======== Entries provided ========

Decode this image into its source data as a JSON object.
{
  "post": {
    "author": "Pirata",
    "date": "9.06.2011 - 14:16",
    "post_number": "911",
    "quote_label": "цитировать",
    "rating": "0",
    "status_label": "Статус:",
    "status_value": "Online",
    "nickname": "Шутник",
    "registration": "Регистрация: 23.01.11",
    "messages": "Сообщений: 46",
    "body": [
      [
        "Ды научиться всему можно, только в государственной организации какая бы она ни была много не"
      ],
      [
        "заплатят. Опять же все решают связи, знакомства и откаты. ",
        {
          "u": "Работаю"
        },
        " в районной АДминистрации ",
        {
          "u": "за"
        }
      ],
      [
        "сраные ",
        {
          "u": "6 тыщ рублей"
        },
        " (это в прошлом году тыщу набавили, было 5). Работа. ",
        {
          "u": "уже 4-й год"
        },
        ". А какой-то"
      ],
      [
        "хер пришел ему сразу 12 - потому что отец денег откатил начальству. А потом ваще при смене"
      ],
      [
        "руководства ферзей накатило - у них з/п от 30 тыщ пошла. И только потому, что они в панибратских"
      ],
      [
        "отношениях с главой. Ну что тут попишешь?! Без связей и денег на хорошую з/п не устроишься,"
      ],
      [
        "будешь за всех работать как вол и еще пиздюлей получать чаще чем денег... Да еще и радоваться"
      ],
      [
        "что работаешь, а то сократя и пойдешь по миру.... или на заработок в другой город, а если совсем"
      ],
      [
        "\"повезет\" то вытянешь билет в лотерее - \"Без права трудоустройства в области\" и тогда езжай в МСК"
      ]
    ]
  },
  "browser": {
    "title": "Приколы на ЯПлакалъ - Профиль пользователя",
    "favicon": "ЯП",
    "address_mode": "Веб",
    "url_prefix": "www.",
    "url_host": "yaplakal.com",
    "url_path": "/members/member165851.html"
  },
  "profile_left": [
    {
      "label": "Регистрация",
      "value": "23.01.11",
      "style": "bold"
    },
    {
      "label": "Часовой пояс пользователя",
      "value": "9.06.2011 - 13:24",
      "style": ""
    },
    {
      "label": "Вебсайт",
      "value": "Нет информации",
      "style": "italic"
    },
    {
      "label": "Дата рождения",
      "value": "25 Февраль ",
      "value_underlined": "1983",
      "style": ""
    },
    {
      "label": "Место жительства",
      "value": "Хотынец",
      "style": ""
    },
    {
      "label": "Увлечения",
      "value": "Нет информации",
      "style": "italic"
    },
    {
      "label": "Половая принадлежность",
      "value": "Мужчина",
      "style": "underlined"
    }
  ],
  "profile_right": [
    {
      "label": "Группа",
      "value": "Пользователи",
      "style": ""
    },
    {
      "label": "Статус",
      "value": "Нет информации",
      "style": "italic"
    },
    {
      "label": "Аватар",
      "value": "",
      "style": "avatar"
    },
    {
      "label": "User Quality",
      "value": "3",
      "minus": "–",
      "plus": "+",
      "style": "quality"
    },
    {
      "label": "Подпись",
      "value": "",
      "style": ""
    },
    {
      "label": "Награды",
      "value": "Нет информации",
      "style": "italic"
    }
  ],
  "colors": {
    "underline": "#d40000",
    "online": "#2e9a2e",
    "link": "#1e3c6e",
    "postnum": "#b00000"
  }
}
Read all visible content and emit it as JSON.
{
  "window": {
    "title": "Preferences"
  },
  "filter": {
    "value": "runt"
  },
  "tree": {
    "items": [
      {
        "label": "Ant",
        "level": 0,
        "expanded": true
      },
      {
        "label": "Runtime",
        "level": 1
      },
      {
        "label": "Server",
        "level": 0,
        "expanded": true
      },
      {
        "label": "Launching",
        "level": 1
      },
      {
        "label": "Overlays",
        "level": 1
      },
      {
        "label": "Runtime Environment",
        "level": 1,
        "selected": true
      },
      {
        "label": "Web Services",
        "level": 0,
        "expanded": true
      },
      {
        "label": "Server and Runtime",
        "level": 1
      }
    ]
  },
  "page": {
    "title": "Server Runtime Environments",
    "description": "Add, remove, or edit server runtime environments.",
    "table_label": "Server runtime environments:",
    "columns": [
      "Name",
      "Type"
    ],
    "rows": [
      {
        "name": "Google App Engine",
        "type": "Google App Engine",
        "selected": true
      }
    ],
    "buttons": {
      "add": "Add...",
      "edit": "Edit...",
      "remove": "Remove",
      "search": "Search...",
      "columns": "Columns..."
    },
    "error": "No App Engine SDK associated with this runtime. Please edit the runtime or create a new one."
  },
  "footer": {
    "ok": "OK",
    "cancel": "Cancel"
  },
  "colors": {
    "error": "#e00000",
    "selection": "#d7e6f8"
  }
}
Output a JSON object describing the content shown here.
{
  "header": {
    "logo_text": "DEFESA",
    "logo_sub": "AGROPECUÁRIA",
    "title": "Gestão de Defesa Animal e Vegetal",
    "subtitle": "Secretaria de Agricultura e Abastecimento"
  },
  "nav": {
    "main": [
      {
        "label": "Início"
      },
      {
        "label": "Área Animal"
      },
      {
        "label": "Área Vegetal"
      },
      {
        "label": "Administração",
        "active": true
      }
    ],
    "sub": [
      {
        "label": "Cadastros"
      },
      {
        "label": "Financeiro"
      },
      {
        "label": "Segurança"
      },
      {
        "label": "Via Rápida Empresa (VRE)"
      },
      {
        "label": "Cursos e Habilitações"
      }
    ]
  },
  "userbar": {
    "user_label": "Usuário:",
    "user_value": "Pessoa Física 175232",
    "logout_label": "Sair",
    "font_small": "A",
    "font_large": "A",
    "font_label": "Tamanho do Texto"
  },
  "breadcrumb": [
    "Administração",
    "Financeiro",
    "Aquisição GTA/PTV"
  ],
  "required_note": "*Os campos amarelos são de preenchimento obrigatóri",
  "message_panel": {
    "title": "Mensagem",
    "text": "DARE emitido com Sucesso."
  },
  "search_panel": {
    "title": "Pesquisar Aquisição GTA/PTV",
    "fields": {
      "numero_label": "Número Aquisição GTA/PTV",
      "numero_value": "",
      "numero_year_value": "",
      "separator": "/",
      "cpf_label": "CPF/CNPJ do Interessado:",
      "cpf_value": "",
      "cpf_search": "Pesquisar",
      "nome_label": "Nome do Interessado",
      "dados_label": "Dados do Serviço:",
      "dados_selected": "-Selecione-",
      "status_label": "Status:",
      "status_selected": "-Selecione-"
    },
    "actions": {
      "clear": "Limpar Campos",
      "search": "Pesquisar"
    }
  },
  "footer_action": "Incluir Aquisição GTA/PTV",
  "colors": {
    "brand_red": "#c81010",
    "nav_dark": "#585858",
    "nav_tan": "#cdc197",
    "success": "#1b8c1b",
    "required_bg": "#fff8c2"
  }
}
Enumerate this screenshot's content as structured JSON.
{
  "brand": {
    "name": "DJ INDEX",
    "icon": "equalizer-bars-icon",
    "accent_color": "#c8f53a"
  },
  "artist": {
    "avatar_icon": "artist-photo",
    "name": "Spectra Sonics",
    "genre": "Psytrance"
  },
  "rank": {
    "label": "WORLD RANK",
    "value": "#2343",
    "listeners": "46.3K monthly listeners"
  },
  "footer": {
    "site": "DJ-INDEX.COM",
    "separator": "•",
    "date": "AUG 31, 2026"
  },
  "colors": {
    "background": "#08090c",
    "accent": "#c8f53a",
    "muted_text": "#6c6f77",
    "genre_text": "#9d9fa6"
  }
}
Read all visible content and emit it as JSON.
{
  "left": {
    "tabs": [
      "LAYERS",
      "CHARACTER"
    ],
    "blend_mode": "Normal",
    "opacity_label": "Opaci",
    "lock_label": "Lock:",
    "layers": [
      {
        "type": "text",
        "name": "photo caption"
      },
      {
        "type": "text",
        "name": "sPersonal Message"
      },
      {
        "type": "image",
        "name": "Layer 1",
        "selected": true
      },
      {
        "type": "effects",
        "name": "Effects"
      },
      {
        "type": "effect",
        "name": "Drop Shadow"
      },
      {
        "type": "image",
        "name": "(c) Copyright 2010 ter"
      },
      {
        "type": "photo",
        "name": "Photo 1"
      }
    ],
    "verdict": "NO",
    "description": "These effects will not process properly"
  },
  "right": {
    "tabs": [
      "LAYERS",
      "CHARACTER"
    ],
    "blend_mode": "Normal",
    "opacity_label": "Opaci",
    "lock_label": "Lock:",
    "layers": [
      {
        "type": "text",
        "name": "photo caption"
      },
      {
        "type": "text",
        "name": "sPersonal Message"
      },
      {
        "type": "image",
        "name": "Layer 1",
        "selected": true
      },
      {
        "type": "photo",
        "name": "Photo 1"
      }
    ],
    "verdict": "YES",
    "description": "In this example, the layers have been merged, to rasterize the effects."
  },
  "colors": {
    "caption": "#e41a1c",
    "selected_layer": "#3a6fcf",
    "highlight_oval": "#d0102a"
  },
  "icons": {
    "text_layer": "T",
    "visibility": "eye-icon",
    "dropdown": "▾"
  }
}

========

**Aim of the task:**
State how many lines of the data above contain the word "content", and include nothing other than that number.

**Answer space:**
4